- DESCRIPTION OF THE TASK -
Your reply should be made up of every line in the records below that holds the string "Check".

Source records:
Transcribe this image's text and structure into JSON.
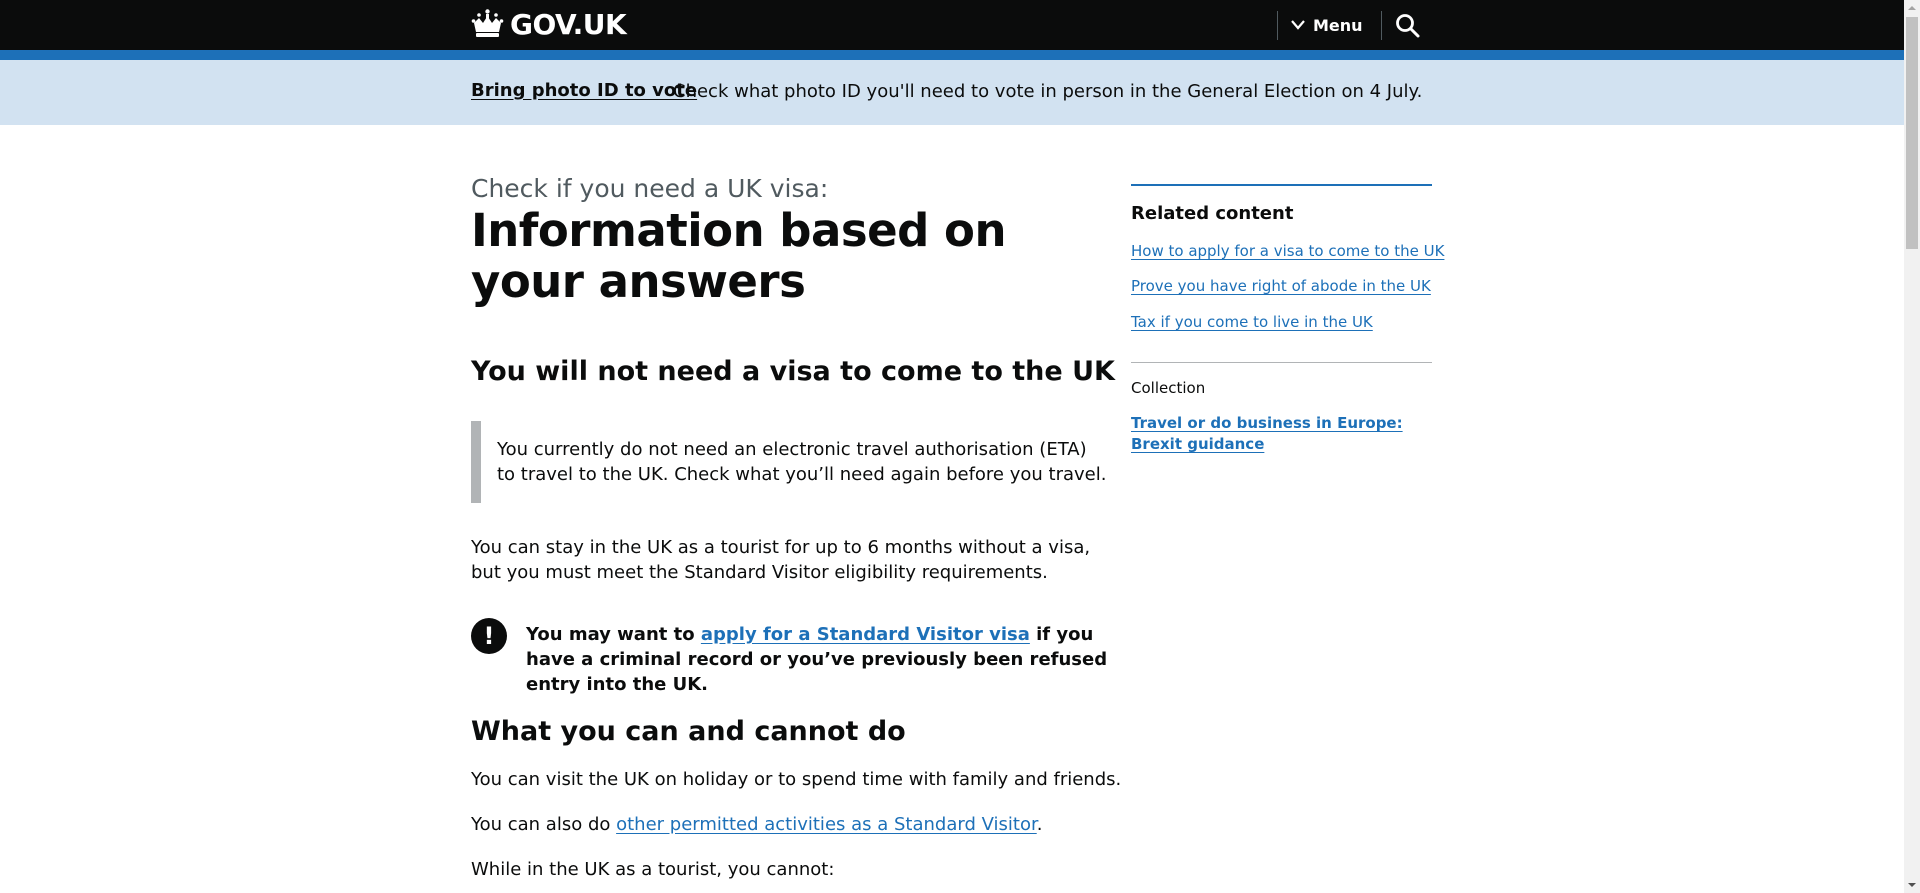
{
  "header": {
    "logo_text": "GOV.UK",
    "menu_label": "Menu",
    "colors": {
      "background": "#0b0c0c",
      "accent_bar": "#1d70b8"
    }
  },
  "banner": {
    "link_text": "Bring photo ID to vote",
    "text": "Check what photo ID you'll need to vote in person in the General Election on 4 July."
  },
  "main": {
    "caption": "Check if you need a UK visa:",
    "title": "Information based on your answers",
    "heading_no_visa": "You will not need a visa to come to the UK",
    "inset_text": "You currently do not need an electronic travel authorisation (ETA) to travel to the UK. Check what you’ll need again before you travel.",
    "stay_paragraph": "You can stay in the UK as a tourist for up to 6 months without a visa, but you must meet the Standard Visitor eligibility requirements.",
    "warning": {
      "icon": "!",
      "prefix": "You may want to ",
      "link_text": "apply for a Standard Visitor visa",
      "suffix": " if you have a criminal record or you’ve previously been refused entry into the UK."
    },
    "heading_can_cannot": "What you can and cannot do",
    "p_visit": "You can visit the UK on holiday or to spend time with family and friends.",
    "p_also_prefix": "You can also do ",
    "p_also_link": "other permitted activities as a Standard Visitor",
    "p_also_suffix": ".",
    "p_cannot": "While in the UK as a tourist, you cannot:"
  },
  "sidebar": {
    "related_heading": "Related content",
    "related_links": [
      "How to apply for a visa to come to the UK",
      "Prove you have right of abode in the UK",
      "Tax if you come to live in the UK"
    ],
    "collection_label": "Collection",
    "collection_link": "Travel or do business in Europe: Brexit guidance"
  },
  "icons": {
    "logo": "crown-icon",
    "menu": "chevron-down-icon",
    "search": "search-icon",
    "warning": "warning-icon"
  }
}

- RESPONSE TO THE EXERCISE -
    "text": "Check what photo ID you'll need to vote in person in the General Election on 4 July."
    "caption": "Check if you need a UK visa:",
    "inset_text": "You currently do not need an electronic travel authorisation (ETA) to travel to the UK. Check what you’ll need again before you travel.",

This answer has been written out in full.